┏━━
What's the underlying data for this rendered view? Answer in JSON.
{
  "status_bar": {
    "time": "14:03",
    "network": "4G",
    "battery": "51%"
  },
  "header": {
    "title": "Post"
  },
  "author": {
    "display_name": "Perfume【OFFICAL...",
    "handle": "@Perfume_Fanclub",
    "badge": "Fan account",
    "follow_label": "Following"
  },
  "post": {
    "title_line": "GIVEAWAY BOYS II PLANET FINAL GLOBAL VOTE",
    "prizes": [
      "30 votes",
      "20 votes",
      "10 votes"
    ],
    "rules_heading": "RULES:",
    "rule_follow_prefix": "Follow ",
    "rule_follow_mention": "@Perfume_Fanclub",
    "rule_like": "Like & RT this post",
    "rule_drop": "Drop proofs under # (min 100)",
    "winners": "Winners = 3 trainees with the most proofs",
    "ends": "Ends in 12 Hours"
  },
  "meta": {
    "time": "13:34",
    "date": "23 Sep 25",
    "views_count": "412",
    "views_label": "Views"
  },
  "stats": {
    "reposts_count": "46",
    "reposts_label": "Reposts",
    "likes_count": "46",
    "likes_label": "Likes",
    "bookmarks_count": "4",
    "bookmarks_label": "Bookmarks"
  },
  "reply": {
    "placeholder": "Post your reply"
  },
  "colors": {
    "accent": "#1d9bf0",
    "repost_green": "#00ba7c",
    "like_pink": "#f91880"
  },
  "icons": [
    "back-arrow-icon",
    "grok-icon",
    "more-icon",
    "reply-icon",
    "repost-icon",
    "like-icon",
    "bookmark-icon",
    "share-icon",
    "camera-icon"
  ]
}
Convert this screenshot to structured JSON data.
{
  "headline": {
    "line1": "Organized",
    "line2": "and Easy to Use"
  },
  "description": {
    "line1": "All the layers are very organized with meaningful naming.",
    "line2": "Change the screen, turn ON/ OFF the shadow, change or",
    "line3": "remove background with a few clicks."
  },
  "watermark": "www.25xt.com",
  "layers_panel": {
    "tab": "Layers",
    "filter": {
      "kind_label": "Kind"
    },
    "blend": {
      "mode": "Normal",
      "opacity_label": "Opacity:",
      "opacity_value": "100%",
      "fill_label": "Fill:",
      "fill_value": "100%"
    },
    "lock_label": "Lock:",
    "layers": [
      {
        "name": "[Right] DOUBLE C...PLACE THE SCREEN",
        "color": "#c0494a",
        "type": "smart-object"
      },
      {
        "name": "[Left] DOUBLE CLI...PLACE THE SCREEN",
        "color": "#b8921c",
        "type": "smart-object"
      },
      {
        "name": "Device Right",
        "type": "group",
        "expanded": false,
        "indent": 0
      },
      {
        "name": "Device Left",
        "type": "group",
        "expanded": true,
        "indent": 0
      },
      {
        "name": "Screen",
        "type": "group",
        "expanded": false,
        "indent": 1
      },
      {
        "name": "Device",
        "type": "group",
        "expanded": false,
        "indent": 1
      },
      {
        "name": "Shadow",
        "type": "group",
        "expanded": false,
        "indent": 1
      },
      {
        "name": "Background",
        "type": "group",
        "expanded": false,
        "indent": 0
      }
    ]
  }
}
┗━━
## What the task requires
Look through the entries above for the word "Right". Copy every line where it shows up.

## Exercise response
        "name": "[Right] DOUBLE C...PLACE THE SCREEN",
        "name": "Device Right",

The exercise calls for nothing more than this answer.